There is nothing we do in school that stands in isolation, and so the quality of every single relationship in the school matters. Crucially, this should also include the head’s own relationship to self and whether they are looking after themselves to a sufficient degree, so that they can create and enable positive, constructive relationships.
I certainly know from my own experience that the more I can connect with my (moral) purpose, that education is a force for good and for helping ourselves and the world get better, the more empowered, creative and alive I feel.
This, in turn is strengthened by my connectedness to others-my relationship with Governors, my relationship with the leadership team and staff, as well as groups I belong to outside of school.
That’s why I also think programmes like Integrity Coaching’s Developing Headspace programme is so vital in helping Heads to not just rekindle their purpose, and reflect on their own contexts, but also to provide them a chance to connect with fellow heads.
A Chance to Reflect
In the frenetic life of a school leader time and space are increasingly rare commodities. With a constant flow of meetings to be held, problems to solve and fires to put out – it can be very hard for leaders to find the time and space to be still and think.
However, without this chance to stop and consider what’s working and what isn’t – many leaders find themselves repeatedly making the same mistakes or simply leading on “autopilot”.This lack of space also means many have very few avenues for exploring and talking through the emotional aspects of the role, the challenges it poses and the impact is having upon them, mentally, emotionally and physically.
In turn, this can (without doubt) increase the risk of emotional ‘burn out’. When this begins to happen, not only do we experience extreme levels of mental and emotional exhaustion that can be debilitating to our ability to lead others, our health and our overall well-being. Having been a Head myself, I know all too well what this feels like but equally what must be done to prevent it!
That’s why we’re now are offering a “Developing Headspace” Programme, consisting of a 2 Day “Transforming Leadership” Residential in Suffolk, Group Nurture Meals, coaching calls and a half day “Review and a Reflect” session, all designed to support and enhance Headteachers’ capacity for authentic, inspiring and sustainable leadership.
The programme hopes to offer a space for reflection and active, informed listening, for Heads to renew perspective, think strategically, build lasting networks of support and refresh the vitality of their core purpose.
Spread across three school terms, the programme includes a range of activities designed to provide on-going care, support and encouragement for Heads across the school year.
Above all, it is our aim to ensure that the programme supports school leaders in 5 key areas…
Vision: Central to all aspects of the programme are processes and ways of working individually and collectively that keep individuals anchored to their vision.
Values: Heads are supported to identify ways of being that increase alignment with themselves and their key values.

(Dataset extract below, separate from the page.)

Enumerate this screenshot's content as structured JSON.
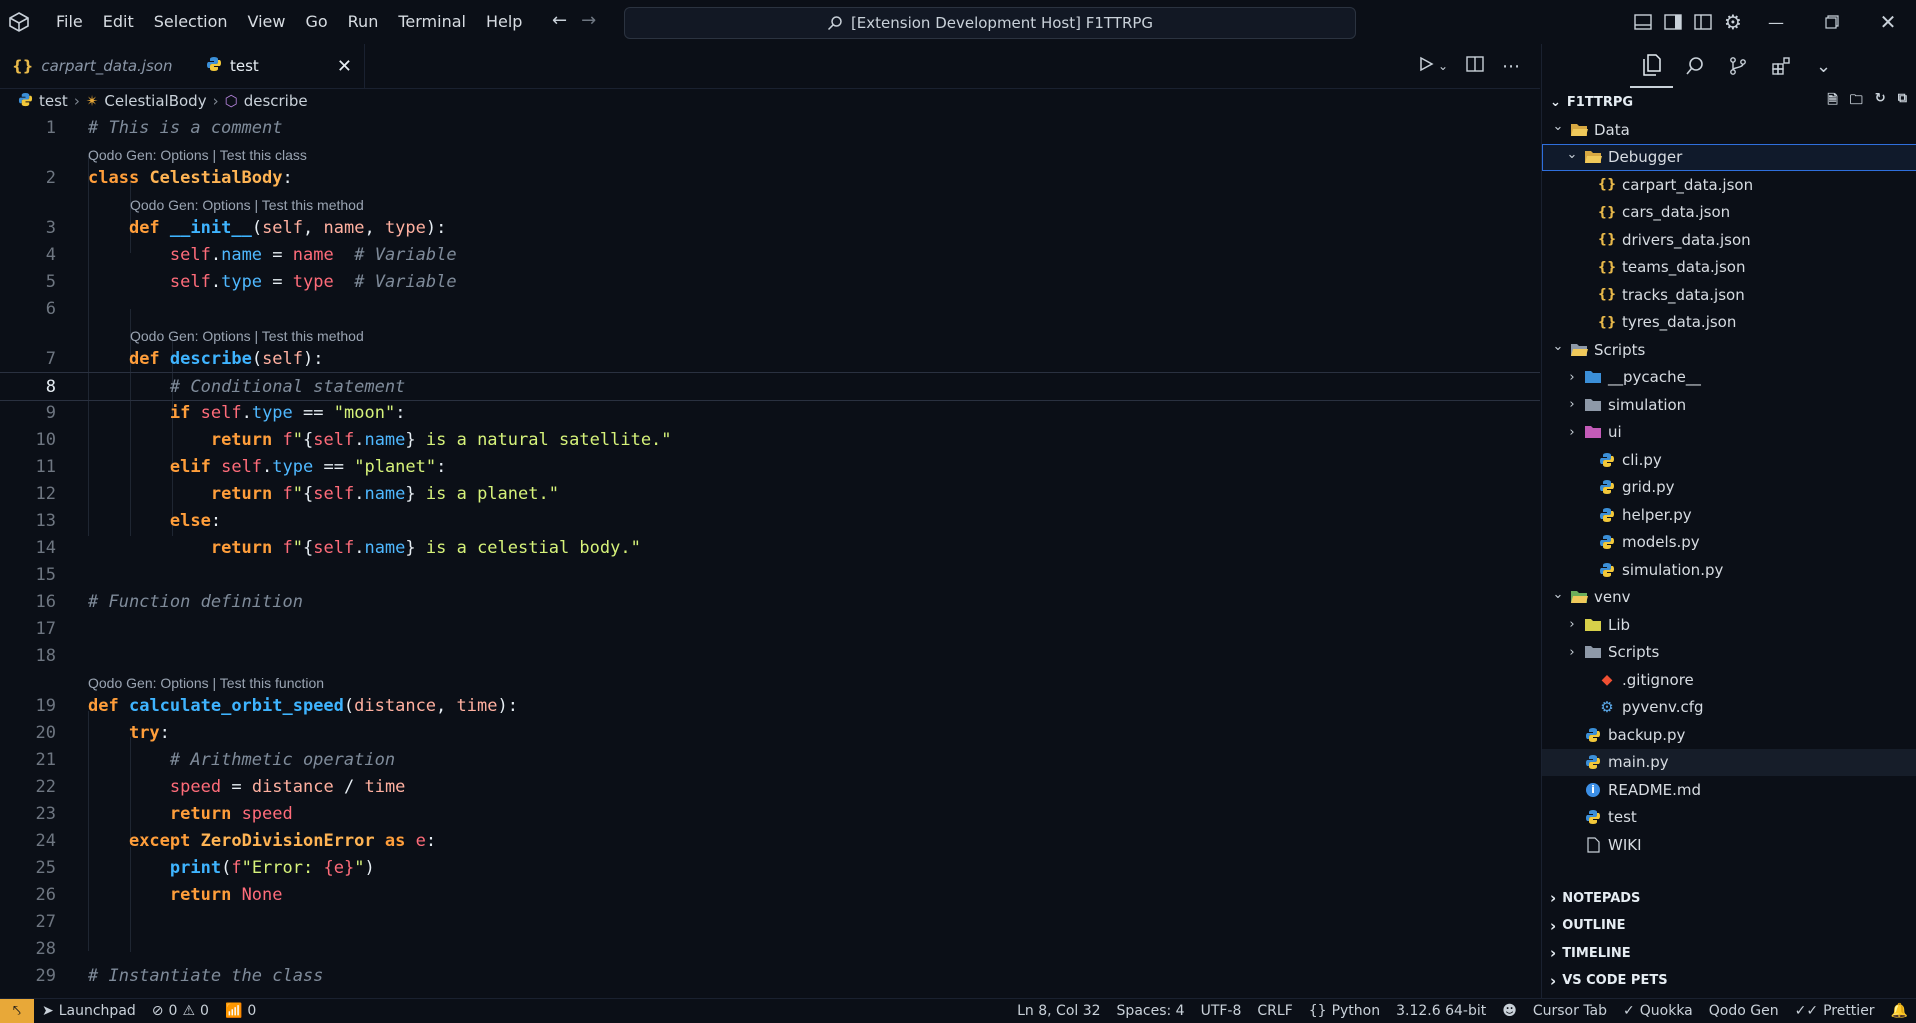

Resilience: As Heads develop a deeper understanding of how they respond to the stresses of the role, individuals are supported to develop greater degrees of emotional, psychological and vocational resilience.
A Values Network: The programme design facilitates the development of new supportive and collaborative relationships with like-minded peers.
Confidence: As individuals experience a growth in self-awareness and appreciation of their core strengths, they also experience a growth in personal conviction and increased confidence in their own abilities.
If you’d like to find out more about the programme, and how it could help support you in your role, simply follow the link below…